first drive to the old Navajo Bridge and wave as the boats passed beneath.
Then, they would drive to the rim overlooking the left side of Badger
Creek Rapid and photograph the runs.
Some would hike down Jackass Canyon to continue downstream with the trip.
Norman Nevills, in particular, enjoyed a tradition of stopping for his
day-one lunch at a now-gone reattachment bar below Badger on the left.
This tradition continued through the 1950s with Mexican Hat Expeditions
on their near-annual July river trips.
It is difficult to determine who first used the beaches on either side
of the river below Badger Creek Rapid as campsites, but now it is an unusual
summer evening when one or both of these beaches is not the temporary
home for a group of river runners.
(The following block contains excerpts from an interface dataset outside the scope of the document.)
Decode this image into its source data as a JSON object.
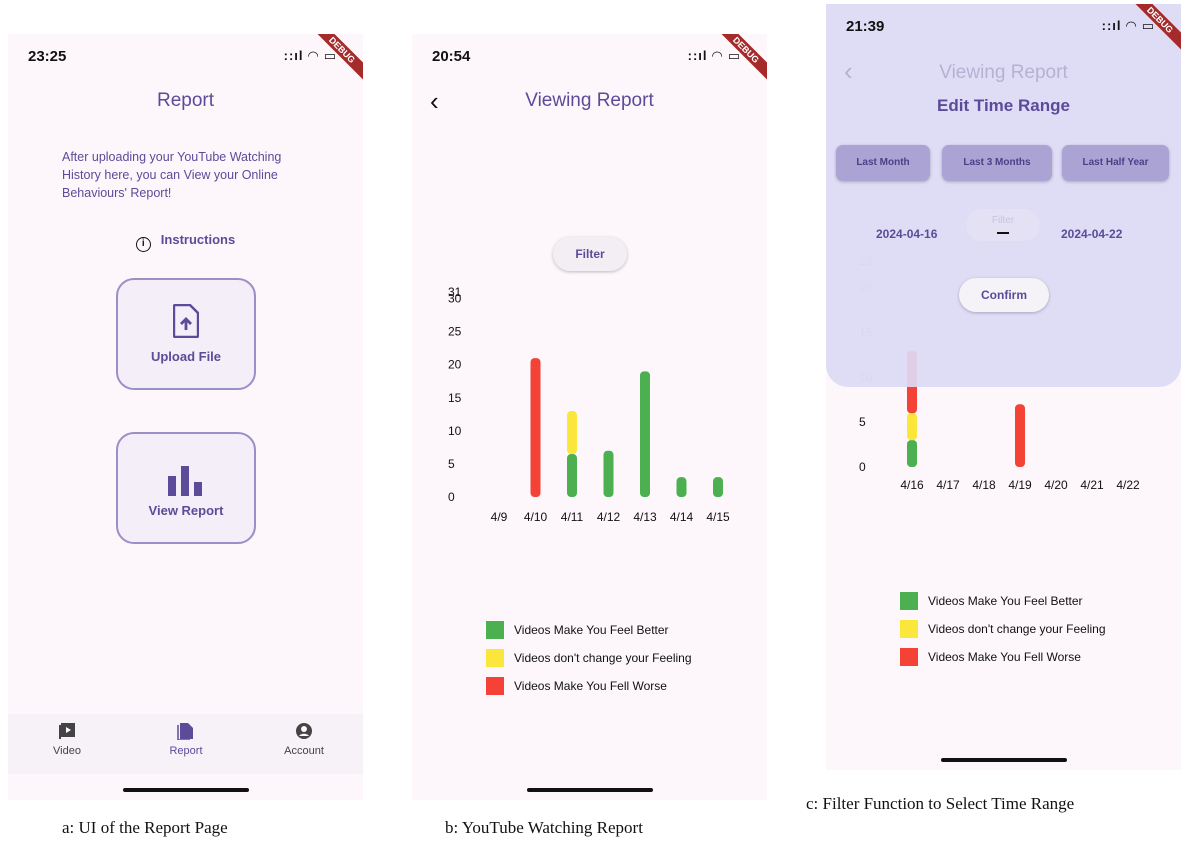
{
  "screen_a": {
    "time": "23:25",
    "title": "Report",
    "intro": "After uploading your YouTube Watching History here, you can View your Online Behaviours' Report!",
    "instructions": "Instructions",
    "upload_label": "Upload File",
    "view_label": "View Report",
    "tabs": [
      {
        "label": "Video",
        "icon": "video-library-icon"
      },
      {
        "label": "Report",
        "icon": "document-icon"
      },
      {
        "label": "Account",
        "icon": "account-circle-icon"
      }
    ],
    "debug": "DEBUG"
  },
  "screen_b": {
    "time": "20:54",
    "title": "Viewing Report",
    "filter_label": "Filter",
    "debug": "DEBUG"
  },
  "screen_c": {
    "time": "21:39",
    "title": "Viewing Report",
    "overlay_title": "Edit Time Range",
    "range_buttons": [
      "Last Month",
      "Last 3 Months",
      "Last Half Year"
    ],
    "start_date": "2024-04-16",
    "end_date": "2024-04-22",
    "filter_ghost": "Filter",
    "confirm_label": "Confirm",
    "debug": "DEBUG"
  },
  "legend": [
    "Videos Make You Feel Better",
    "Videos don't change your Feeling",
    "Videos Make You Fell Worse"
  ],
  "colors": {
    "better": "#4caf50",
    "neutral": "#fbe73b",
    "worse": "#f44336",
    "accent": "#5b4b99"
  },
  "chart_data": [
    {
      "type": "bar",
      "stacked": true,
      "categories": [
        "4/9",
        "4/10",
        "4/11",
        "4/12",
        "4/13",
        "4/14",
        "4/15"
      ],
      "yticks": [
        0,
        5,
        10,
        15,
        20,
        25,
        30,
        31
      ],
      "ylim": [
        0,
        31
      ],
      "series": [
        {
          "name": "Videos Make You Feel Better",
          "values": [
            0,
            0,
            6.5,
            7,
            19,
            3,
            3
          ]
        },
        {
          "name": "Videos don't change your Feeling",
          "values": [
            0,
            0,
            6.5,
            0,
            0,
            0,
            0
          ]
        },
        {
          "name": "Videos Make You Fell Worse",
          "values": [
            0,
            21,
            0,
            0,
            0,
            0,
            0
          ]
        }
      ]
    },
    {
      "type": "bar",
      "stacked": true,
      "categories": [
        "4/16",
        "4/17",
        "4/18",
        "4/19",
        "4/20",
        "4/21",
        "4/22"
      ],
      "yticks": [
        0,
        5,
        10,
        15,
        20,
        23
      ],
      "ylim": [
        0,
        23
      ],
      "series": [
        {
          "name": "Videos Make You Feel Better",
          "values": [
            3,
            0,
            0,
            0,
            0,
            0,
            0
          ]
        },
        {
          "name": "Videos don't change your Feeling",
          "values": [
            3,
            0,
            0,
            0,
            0,
            0,
            0
          ]
        },
        {
          "name": "Videos Make You Fell Worse",
          "values": [
            7,
            0,
            0,
            7,
            0,
            0,
            0
          ]
        }
      ]
    }
  ],
  "captions": {
    "a": "a: UI of the Report Page",
    "b": "b: YouTube Watching Report",
    "c": "c: Filter Function to Select Time Range"
  }
}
These campsites are the first significant
ones downstream from the put-in at Lee’s Ferry and are in demand
as a first-night destination for oar-boat trips. The first beach surveys
in 1973 identified both beaches as significant campsites. Unfortunately,
both continue to deteriorate. The sandbar downstream from Badger Creek
has become a poor choice of campsite owing to a surging eddy and rocks
that armor the sandbar at waters’ edge.
Because of the large number of photographs, particularly from the 1950s,
Badger Creek Rapid was an ideal site to use repeat photography to reconstruct
long-term changes in the volume of sand bars (Schmidt and others, 1995).
On the Jackass side, two marker rocks in particular, called the “Turret
Rock” and the “Pyramid Rock” by Jack Schmidt, allow
estimation of the amount of sand change here. In the 1950s, the volume
of sand fluctuated considerably, but the amount of sand in this beach
declined precipitously following the 1965 and 1983 floods. The reattachment
bar has disappeared completely. Current river management appears to assure
continued degradation of this sandbar, the first important campsite in
Bob Webb and Diane Boyer
James, G.W., 1900, In and around the Grand Canyon: Boston, Little, Brown,
and Company, 346 p.
Melis, T.S., Webb, R.H., Griffiths, P.G, and Wise, T.J., 1994, Magnitude
and frequency data for historic debris flows in Grand Canyon National
Park and vicinity, Arizona: U.S. Geological Survey Water Resources Investigations
Report 94-4214, 285 p.
Schmidt, J.C., Grams, P.E., and Webb, R.H., 1995, Comparison of the magnitude
of erosion along two large regulated rivers: Water Resources Bulletin,
v. 31, p. 617-631.